After removing every image, reproduce the data exactly as it appears.

=== Excerpted records ===

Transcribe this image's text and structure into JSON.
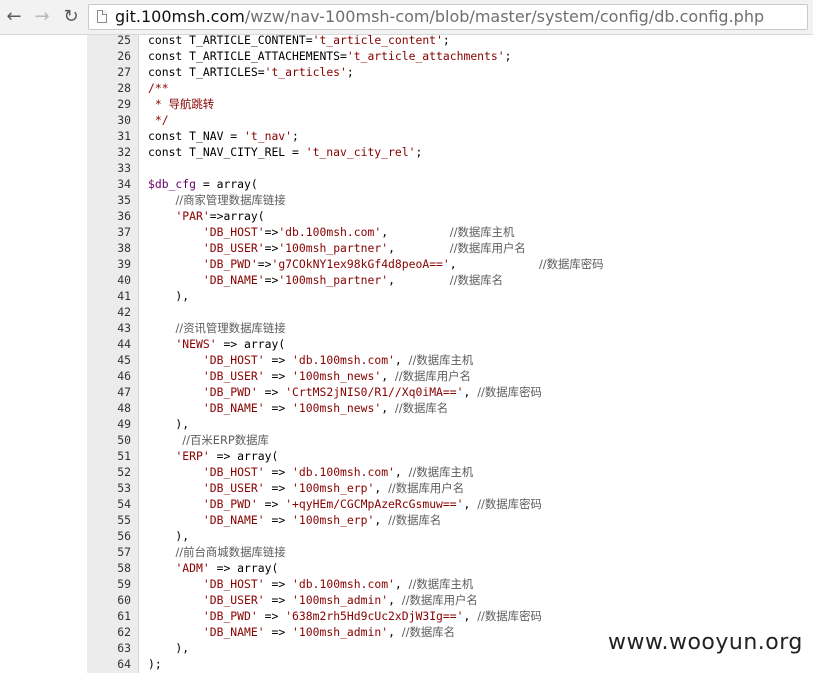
{
  "browser": {
    "url_host": "git.100msh.com",
    "url_path": "/wzw/nav-100msh-com/blob/master/system/config/db.config.php",
    "icons": {
      "back": "back-arrow-icon",
      "forward": "forward-arrow-icon",
      "reload": "reload-icon",
      "page": "page-icon"
    }
  },
  "code": {
    "lines": [
      {
        "n": "25",
        "t": "const T_ARTICLE_CONTENT='t_article_content';"
      },
      {
        "n": "26",
        "t": "const T_ARTICLE_ATTACHEMENTS='t_article_attachments';"
      },
      {
        "n": "27",
        "t": "const T_ARTICLES='t_articles';"
      },
      {
        "n": "28",
        "t": "/**"
      },
      {
        "n": "29",
        "t": " * 导航跳转"
      },
      {
        "n": "30",
        "t": " */"
      },
      {
        "n": "31",
        "t": "const T_NAV = 't_nav';"
      },
      {
        "n": "32",
        "t": "const T_NAV_CITY_REL = 't_nav_city_rel';"
      },
      {
        "n": "33",
        "t": ""
      },
      {
        "n": "34",
        "t": "$db_cfg = array("
      },
      {
        "n": "35",
        "t": "    //商家管理数据库链接"
      },
      {
        "n": "36",
        "t": "    'PAR'=>array("
      },
      {
        "n": "37",
        "t": "        'DB_HOST'=>'db.100msh.com',         //数据库主机"
      },
      {
        "n": "38",
        "t": "        'DB_USER'=>'100msh_partner',        //数据库用户名"
      },
      {
        "n": "39",
        "t": "        'DB_PWD'=>'g7COkNY1ex98kGf4d8peoA==',            //数据库密码"
      },
      {
        "n": "40",
        "t": "        'DB_NAME'=>'100msh_partner',        //数据库名"
      },
      {
        "n": "41",
        "t": "    ),"
      },
      {
        "n": "42",
        "t": ""
      },
      {
        "n": "43",
        "t": "    //资讯管理数据库链接"
      },
      {
        "n": "44",
        "t": "    'NEWS' => array("
      },
      {
        "n": "45",
        "t": "        'DB_HOST' => 'db.100msh.com', //数据库主机"
      },
      {
        "n": "46",
        "t": "        'DB_USER' => '100msh_news', //数据库用户名"
      },
      {
        "n": "47",
        "t": "        'DB_PWD' => 'CrtMS2jNIS0/R1//Xq0iMA==', //数据库密码"
      },
      {
        "n": "48",
        "t": "        'DB_NAME' => '100msh_news', //数据库名"
      },
      {
        "n": "49",
        "t": "    ),"
      },
      {
        "n": "50",
        "t": "     //百米ERP数据库"
      },
      {
        "n": "51",
        "t": "    'ERP' => array("
      },
      {
        "n": "52",
        "t": "        'DB_HOST' => 'db.100msh.com', //数据库主机"
      },
      {
        "n": "53",
        "t": "        'DB_USER' => '100msh_erp', //数据库用户名"
      },
      {
        "n": "54",
        "t": "        'DB_PWD' => '+qyHEm/CGCMpAzeRcGsmuw==', //数据库密码"
      },
      {
        "n": "55",
        "t": "        'DB_NAME' => '100msh_erp', //数据库名"
      },
      {
        "n": "56",
        "t": "    ),"
      },
      {
        "n": "57",
        "t": "    //前台商城数据库链接"
      },
      {
        "n": "58",
        "t": "    'ADM' => array("
      },
      {
        "n": "59",
        "t": "        'DB_HOST' => 'db.100msh.com', //数据库主机"
      },
      {
        "n": "60",
        "t": "        'DB_USER' => '100msh_admin', //数据库用户名"
      },
      {
        "n": "61",
        "t": "        'DB_PWD' => '638m2rh5Hd9cUc2xDjW3Ig==', //数据库密码"
      },
      {
        "n": "62",
        "t": "        'DB_NAME' => '100msh_admin', //数据库名"
      },
      {
        "n": "63",
        "t": "    ),"
      },
      {
        "n": "64",
        "t": ");"
      }
    ]
  },
  "watermark": "www.wooyun.org"
}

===

> **Result for this task**:
Transcribe this image's text and structure into JSON.
{
  "browser": {
    "url_host": "git.100msh.com",
    "url_path": "/wzw/nav-100msh-com/blob/master/system/config/db.config.php",
    "icons": {
      "back": "back-arrow-icon",
      "forward": "forward-arrow-icon",
      "reload": "reload-icon",
      "page": "page-icon"
    }
  },
  "code": {
    "lines": [
      {
        "n": "25",
        "t": "const T_ARTICLE_CONTENT='t_article_content';"
      },
      {
        "n": "26",
        "t": "const T_ARTICLE_ATTACHEMENTS='t_article_attachments';"
      },
      {
        "n": "27",
        "t": "const T_ARTICLES='t_articles';"
      },
      {
        "n": "28",
        "t": "/**"
      },
      {
        "n": "29",
        "t": " * 导航跳转"
      },
      {
        "n": "30",
        "t": " */"
      },
      {
        "n": "31",
        "t": "const T_NAV = 't_nav';"
      },
      {
        "n": "32",
        "t": "const T_NAV_CITY_REL = 't_nav_city_rel';"
      },
      {
        "n": "33",
        "t": ""
      },
      {
        "n": "34",
        "t": "$db_cfg = array("
      },
      {
        "n": "35",
        "t": "    //商家管理数据库链接"
      },
      {
        "n": "36",
        "t": "    'PAR'=>array("
      },
      {
        "n": "37",
        "t": "        'DB_HOST'=>'db.100msh.com',         //数据库主机"
      },
      {
        "n": "38",
        "t": "        'DB_USER'=>'100msh_partner',        //数据库用户名"
      },
      {
        "n": "39",
        "t": "        'DB_PWD'=>'g7COkNY1ex98kGf4d8peoA==',            //数据库密码"
      },
      {
        "n": "40",
        "t": "        'DB_NAME'=>'100msh_partner',        //数据库名"
      },
      {
        "n": "41",
        "t": "    ),"
      },
      {
        "n": "42",
        "t": ""
      },
      {
        "n": "43",
        "t": "    //资讯管理数据库链接"
      },
      {
        "n": "44",
        "t": "    'NEWS' => array("
      },
      {
        "n": "45",
        "t": "        'DB_HOST' => 'db.100msh.com', //数据库主机"
      },
      {
        "n": "46",
        "t": "        'DB_USER' => '100msh_news', //数据库用户名"
      },
      {
        "n": "47",
        "t": "        'DB_PWD' => 'CrtMS2jNIS0/R1//Xq0iMA==', //数据库密码"
      },
      {
        "n": "48",
        "t": "        'DB_NAME' => '100msh_news', //数据库名"
      },
      {
        "n": "49",
        "t": "    ),"
      },
      {
        "n": "50",
        "t": "     //百米ERP数据库"
      },
      {
        "n": "51",
        "t": "    'ERP' => array("
      },
      {
        "n": "52",
        "t": "        'DB_HOST' => 'db.100msh.com', //数据库主机"
      },
      {
        "n": "53",
        "t": "        'DB_USER' => '100msh_erp', //数据库用户名"
      },
      {
        "n": "54",
        "t": "        'DB_PWD' => '+qyHEm/CGCMpAzeRcGsmuw==', //数据库密码"
      },
      {
        "n": "55",
        "t": "        'DB_NAME' => '100msh_erp', //数据库名"
      },
      {
        "n": "56",
        "t": "    ),"
      },
      {
        "n": "57",
        "t": "    //前台商城数据库链接"
      },
      {
        "n": "58",
        "t": "    'ADM' => array("
      },
      {
        "n": "59",
        "t": "        'DB_HOST' => 'db.100msh.com', //数据库主机"
      },
      {
        "n": "60",
        "t": "        'DB_USER' => '100msh_admin', //数据库用户名"
      },
      {
        "n": "61",
        "t": "        'DB_PWD' => '638m2rh5Hd9cUc2xDjW3Ig==', //数据库密码"
      },
      {
        "n": "62",
        "t": "        'DB_NAME' => '100msh_admin', //数据库名"
      },
      {
        "n": "63",
        "t": "    ),"
      },
      {
        "n": "64",
        "t": ");"
      }
    ]
  },
  "watermark": "www.wooyun.org"
}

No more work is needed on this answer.